I was asked before attending college, “Are you worried you’ll feel small?” My answer was always “no.” The truth reads differently.
From being an 18-year-old freshman to a 22-year-old senior, I’ve obsessed over my insignificance. The others have scholarships. The others have 300 likes on each of their Instagram posts. The others locked themselves into internships. The others travel more. The others look better without a shirt on. The others are on a path traveling toward success. I struggle for money, for likes, for successful applications, for trips to Europe, to keep my weight down. To figure out where it is I’m going.
The pain and the process humbled me. The others made it look so simple.
One thing I’ve never concerned myself with is how the others write. I’ve had blind confidence in my ability to pen essays, news articles, columns, short stories and novels, almost never stopping to be jealous about the work of other scribes, excepting Mark Twain. Due in part to my time at The Daily Campus, I’m my own writer now – not even Samuel Clemens is a measuring stick. This could come from a combination of my whiteness and maleness; it could be my mother’s encouragement; it could be that I’m actually that good.

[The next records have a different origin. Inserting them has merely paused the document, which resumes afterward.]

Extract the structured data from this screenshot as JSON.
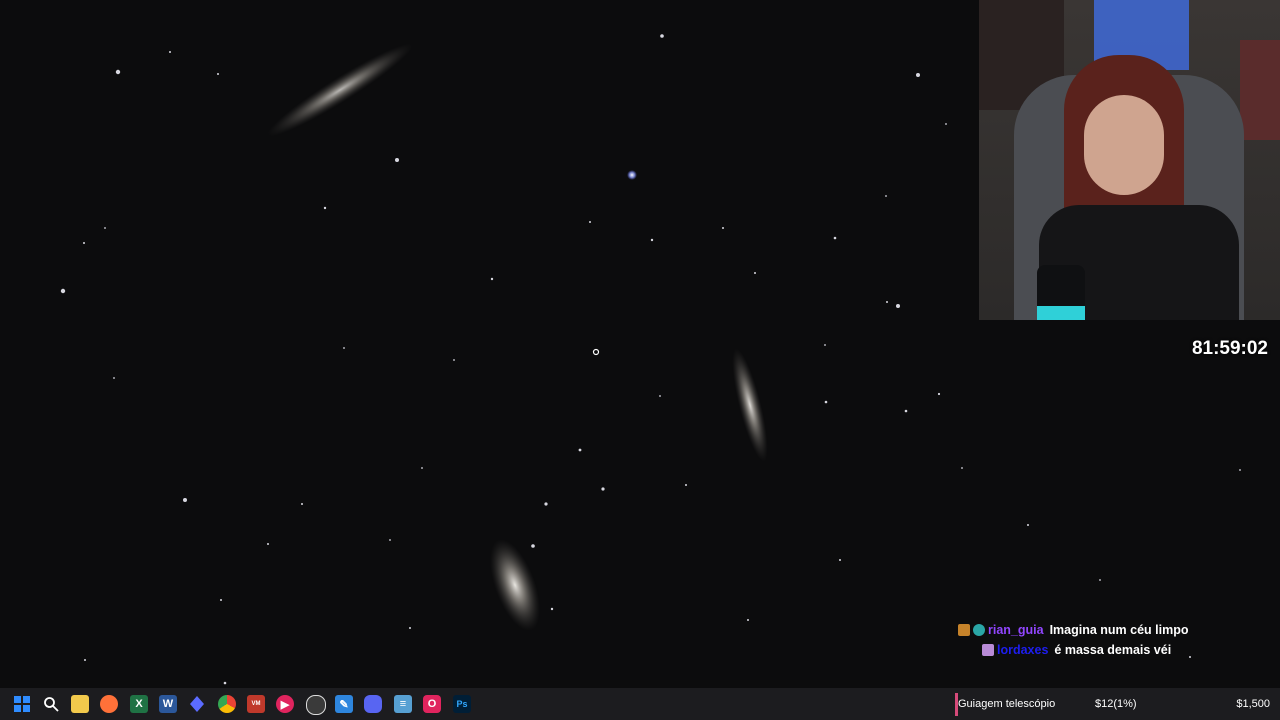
{
  "stream": {
    "timer": "81:59:02"
  },
  "chat": [
    {
      "username": "rian_guia",
      "message": "Imagina num céu limpo",
      "user_color": "#9146ff",
      "badges": [
        "reindeer-badge",
        "globe-badge"
      ]
    },
    {
      "username": "lordaxes",
      "message": "é massa demais véi",
      "user_color": "#1e1ef0",
      "badges": [
        "gift-badge"
      ]
    }
  ],
  "donation_goal": {
    "label": "Guiagem telescópio",
    "raised": "$12(1%)",
    "target": "$1,500",
    "progress_percent": 1,
    "accent_color": "#d64a7a"
  },
  "taskbar": {
    "apps": [
      {
        "icon": "windows-start-icon",
        "color": "#2f8cff"
      },
      {
        "icon": "search-icon",
        "color": "#ffffff"
      },
      {
        "icon": "file-explorer-icon",
        "color": "#f2c94c"
      },
      {
        "icon": "firefox-icon",
        "color": "#ff7139"
      },
      {
        "icon": "excel-icon",
        "color": "#1f7244"
      },
      {
        "icon": "word-icon",
        "color": "#2b579a"
      },
      {
        "icon": "diamond-app-icon",
        "color": "#5b6bff"
      },
      {
        "icon": "chrome-icon",
        "color": "#34a853"
      },
      {
        "icon": "voicemeeter-icon",
        "color": "#c0392b"
      },
      {
        "icon": "media-player-icon",
        "color": "#e0245e"
      },
      {
        "icon": "obs-icon",
        "color": "#3a3a3a"
      },
      {
        "icon": "pen-app-icon",
        "color": "#2e86de"
      },
      {
        "icon": "discord-icon",
        "color": "#5865f2"
      },
      {
        "icon": "notepad-icon",
        "color": "#57a0d3"
      },
      {
        "icon": "opera-icon",
        "color": "#e0245e"
      },
      {
        "icon": "photoshop-icon",
        "color": "#001e36"
      }
    ]
  }
}
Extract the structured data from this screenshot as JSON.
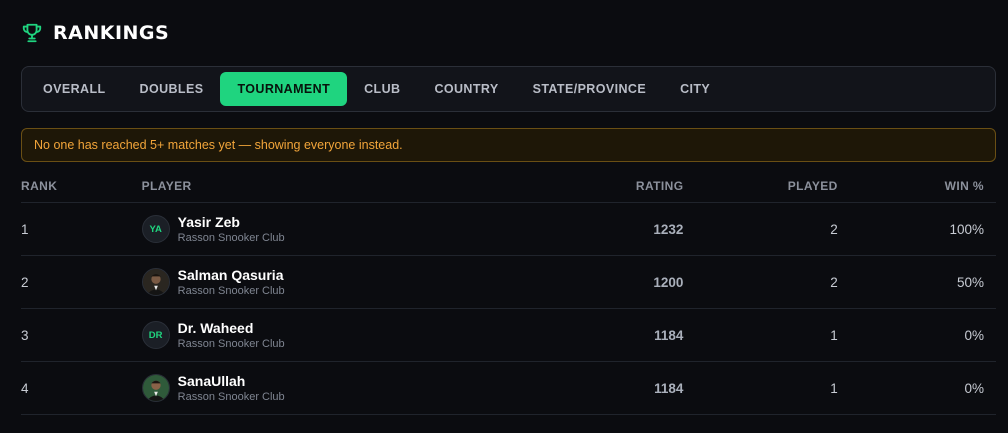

I decided long before college that if I couldn’t have everything I wanted, I could at least let the world know how good I am at the one thing I can do well.
Read the full column at The Daily Campus.